Thursday, August 13, 2009

Rondel.

Love, love, what wilt thou with this heart of mine?
Naughty see i fixed or sure in thee!
I do not know thee, - nor what deeds are thine :
Love, love, what wilt thou with this heart of mine?
Naught see I fixed or sure in thee!

Shall I be mute, or vows with prayers combine?
Ye who are blessed in loving, tell it me :
Love, love, what wilt thou with this heart of mine?
Naught see I permanent or sure in thee!

Loss And Gain

When I compare
What I have lost with what I have
gained,
What I have missed with what
attained,
Little room do i find for pride.

I am a ware
How many days have been idly
spent;
How like an arrow the good intent
Has fallen short or been turned
aside.

But who shall dare
To measure loss and gain in this
wise?
Defeat may be victory in disguise;
The lowest ebb is the turn of the
tide.

The Artist.

Nothing the greatest artist can conceive
That every marble block doth not confine
within itself; and only its design
The hand that follows intellect can achieve.
the ill I flee, the good that I believe,
Thus hidden lie; and so that death be mine
Art, of desired success, doth me bereave.
Love is not guilty, then, nor thy fair face,
Nor fortune, cruelty, nor great disdain,
Of my disgrace, nor chance, nor destiny,
If in thy heart both death and love find place
At the same time, and if my humble brain,
Burning, can nothing draw but death from thee.

Silent Love.

Who love would seek,
Let him love evermore
And seldom speak:
For in love's domain
Silence must reign;
or it bring the heart
Smart
And pain.

The Broken Oar

Once upon Iceland's solitary strands
A poet wandered with his book and pen,
Seeking some final word, some sweet Amen,
Wherewith to close the volume in his hand.
The billows rolled and plunged upon the sand,
The circling sea-gulls swept beyond his ken,
And from the parting cloud-rack now and then
Flashed the red sunset over sea and land.
Then by the billows at his feet was tossed
A broken oar; and carved thereon he read,
'Oft was I weary, when I toiled at thee';
And like a man, who findeth what was lost,
He wrote the words, then lifted up his head,
And flung his useless pen into the sea.

The Meeting

After so long an absence
At last we meet again :
Does the meeting give us pleasure,
Or does it give us pain?

The tree of life has been shaken,
And but few of us linger now,
Like the Prophet's two or three
berries
In the top of the uppermost
bough.

We cordially greet each other
In the old, familiar tone;
And we think, though we do not
say it,
How old and gray he is grown!

We speak of a Merry Christmas
And many a Happy New Year;
But each in his heart is thinking
Of those that are not here.

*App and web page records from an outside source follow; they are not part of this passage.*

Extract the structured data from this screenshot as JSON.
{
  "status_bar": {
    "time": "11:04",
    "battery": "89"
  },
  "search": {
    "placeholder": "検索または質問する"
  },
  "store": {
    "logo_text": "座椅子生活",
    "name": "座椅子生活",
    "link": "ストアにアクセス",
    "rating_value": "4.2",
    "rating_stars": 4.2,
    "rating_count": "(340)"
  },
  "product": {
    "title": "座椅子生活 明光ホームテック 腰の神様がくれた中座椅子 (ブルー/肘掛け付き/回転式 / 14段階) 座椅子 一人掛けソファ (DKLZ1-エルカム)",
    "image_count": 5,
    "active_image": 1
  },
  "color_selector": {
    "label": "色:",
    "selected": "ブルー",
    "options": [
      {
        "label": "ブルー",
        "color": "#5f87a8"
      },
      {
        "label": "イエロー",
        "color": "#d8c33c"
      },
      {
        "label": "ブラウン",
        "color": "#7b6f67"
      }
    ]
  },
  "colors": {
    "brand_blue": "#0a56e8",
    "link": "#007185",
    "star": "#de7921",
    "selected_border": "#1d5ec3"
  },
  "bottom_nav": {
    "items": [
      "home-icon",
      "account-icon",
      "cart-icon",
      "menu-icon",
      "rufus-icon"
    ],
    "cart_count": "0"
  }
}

We speak of friends and their fortunes,
And of what they did and said,
Till the dead alone seem living,
And the living alone seem dead.

And at last we hardly distinguish
Between the ghosts and the
guests;
And a mist and shadow of sadness
Steals over our merriest jests.

The Image Of God

O Lord! who seest, from yon starry height,
Centred in one the future and the past,
Fashioned in thine own image,
see how fast
The world obscures in me what once was bright!
Eternal Sun! the warmth with thou hast given,
To cheer life's flowery April, fast
decays;
Yet, in the hoary winter of my
days,
For ever green shall be my trust
in Heaven.
Celestial King! O let thy presence
pass
Before my spirit, and an image
fair
Shall meet that look of mercy
from on high,
As the reflected image in a glass
Doth meet the look of him who
seeks it there,
And owes its being to the gazer's
eye.